As I said, we are very robust across the board. We take no sides on this. We treat people whom we believe are a threat to the security and safety of this nation in exactly the same way, from whatever cloth they come; that is extremely important. I believe that this was the right decision.
Lord Trimble: My Lords, the Minister has talked about incitement, and reference has been made to the possibility of counterprotests. These are public order matters. The criterion that the Minister should be operating under is public security, which is a different thing.
Lord West of Spithead: My Lords, again, I really cannot go too far down this route. These things will be looked at in the Court of Appeal and in the court of another nation. I do not wish to go down this route; I think that it would be wrong for me to do so.
Lord Peston: My Lords, will the Minister comment on one matter, which might enable us to make up our minds? Who brought this matter to the attention of the Home Secretary? Since this man is an EU citizen, he does not have to apply specially to come to our country. How did this become a matter of public policy?

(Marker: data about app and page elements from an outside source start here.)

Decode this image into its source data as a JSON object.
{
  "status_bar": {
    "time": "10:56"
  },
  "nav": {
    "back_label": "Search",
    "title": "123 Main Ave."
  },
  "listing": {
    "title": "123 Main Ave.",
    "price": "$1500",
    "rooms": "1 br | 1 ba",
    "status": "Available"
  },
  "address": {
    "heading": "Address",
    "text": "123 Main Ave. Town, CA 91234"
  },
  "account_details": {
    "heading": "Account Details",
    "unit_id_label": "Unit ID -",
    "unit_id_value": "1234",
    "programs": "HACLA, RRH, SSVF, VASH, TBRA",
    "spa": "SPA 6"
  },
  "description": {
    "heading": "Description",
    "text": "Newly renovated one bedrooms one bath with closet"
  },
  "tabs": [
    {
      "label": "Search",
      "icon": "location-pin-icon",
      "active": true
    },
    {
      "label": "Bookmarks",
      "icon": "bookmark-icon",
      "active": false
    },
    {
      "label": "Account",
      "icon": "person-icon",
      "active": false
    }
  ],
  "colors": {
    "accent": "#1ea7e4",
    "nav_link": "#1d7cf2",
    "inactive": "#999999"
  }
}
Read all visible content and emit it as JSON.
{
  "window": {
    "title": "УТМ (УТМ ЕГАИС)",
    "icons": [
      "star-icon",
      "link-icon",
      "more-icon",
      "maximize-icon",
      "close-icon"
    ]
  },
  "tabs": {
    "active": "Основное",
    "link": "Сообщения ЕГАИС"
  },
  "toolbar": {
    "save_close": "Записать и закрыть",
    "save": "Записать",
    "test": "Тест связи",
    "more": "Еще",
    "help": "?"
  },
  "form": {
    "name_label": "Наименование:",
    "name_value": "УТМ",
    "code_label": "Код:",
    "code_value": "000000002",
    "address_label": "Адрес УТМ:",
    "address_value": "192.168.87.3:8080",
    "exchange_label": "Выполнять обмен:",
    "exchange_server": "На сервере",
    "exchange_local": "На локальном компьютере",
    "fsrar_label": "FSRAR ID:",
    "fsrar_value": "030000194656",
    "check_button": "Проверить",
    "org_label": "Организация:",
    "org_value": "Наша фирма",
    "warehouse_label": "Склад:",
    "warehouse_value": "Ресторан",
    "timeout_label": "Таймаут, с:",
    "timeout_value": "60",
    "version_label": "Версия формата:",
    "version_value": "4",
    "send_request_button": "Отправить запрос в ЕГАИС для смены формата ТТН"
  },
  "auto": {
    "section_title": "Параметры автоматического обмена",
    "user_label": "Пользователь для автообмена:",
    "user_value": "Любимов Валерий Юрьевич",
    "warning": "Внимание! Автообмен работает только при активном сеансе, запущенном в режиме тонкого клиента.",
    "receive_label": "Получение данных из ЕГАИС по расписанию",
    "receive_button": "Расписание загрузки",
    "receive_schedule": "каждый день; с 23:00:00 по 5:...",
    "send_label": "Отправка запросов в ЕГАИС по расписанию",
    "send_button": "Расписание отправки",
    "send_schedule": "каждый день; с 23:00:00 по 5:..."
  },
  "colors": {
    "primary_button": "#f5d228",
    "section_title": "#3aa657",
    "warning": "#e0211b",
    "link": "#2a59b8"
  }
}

Lord West of Spithead: My Lords, I am afraid that I cannot give my noble friend an answer to that question, because I am not quite sure how it came to the attention of the Home Secretary. I was first aware of this about a week ago. I do not know the answer. Perhaps I can write to my noble friend when I can discover the answer.
Lord Wallace of Saltaire: My Lords—
Baroness Falkner of Margravine: My Lords—